→ What needs to be done
Show all lines from the listing below that contain "username".

→ Entries shown
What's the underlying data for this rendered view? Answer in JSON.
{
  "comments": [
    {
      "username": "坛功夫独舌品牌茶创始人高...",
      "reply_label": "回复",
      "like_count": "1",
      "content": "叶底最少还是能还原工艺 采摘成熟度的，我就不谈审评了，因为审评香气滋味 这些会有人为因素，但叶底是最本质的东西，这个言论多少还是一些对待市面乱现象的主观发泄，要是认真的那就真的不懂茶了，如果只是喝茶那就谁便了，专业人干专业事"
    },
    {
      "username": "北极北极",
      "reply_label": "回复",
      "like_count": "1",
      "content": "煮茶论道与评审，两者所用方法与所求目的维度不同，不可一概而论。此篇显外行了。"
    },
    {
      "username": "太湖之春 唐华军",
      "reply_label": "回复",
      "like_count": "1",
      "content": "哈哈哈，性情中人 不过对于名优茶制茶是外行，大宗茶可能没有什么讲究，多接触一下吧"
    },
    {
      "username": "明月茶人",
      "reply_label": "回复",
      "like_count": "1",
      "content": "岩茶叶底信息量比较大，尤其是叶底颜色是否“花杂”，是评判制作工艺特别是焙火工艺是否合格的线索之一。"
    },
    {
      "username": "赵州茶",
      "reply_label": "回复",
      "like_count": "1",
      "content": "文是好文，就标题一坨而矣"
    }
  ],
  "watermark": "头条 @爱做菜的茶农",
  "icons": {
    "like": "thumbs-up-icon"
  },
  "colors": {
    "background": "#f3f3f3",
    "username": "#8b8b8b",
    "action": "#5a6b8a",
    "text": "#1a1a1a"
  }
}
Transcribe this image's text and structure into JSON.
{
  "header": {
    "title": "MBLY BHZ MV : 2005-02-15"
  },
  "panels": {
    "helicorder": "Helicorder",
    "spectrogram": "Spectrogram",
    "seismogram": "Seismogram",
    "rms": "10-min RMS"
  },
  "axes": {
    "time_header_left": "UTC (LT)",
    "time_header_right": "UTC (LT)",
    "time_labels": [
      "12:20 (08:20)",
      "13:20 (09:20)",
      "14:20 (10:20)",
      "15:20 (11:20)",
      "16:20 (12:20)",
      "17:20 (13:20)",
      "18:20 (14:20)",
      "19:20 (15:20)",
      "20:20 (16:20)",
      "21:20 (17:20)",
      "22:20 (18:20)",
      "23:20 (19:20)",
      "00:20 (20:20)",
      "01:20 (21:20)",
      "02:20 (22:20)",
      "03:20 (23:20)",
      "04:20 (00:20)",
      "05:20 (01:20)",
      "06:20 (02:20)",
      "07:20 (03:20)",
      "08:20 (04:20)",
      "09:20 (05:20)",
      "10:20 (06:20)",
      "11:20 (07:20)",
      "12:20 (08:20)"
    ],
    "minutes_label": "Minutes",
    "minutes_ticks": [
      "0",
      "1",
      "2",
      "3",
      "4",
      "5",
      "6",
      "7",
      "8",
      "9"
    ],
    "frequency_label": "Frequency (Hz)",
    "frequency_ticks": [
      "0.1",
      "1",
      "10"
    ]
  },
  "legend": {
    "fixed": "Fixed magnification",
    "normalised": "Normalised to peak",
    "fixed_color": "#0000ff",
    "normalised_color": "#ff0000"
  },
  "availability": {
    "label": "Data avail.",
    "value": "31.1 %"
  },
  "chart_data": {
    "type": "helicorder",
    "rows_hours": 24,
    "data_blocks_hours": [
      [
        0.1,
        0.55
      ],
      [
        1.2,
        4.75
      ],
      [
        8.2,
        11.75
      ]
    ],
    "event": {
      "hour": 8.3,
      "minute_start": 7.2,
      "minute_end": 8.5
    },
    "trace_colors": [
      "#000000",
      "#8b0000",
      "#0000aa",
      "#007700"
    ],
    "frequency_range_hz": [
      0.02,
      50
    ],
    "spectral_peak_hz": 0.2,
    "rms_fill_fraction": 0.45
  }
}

→ Answer for the task
      "username": "坛功夫独舌品牌茶创始人高...",
      "username": "北极北极",
      "username": "太湖之春 唐华军",
      "username": "明月茶人",
      "username": "赵州茶",
    "username": "#8b8b8b",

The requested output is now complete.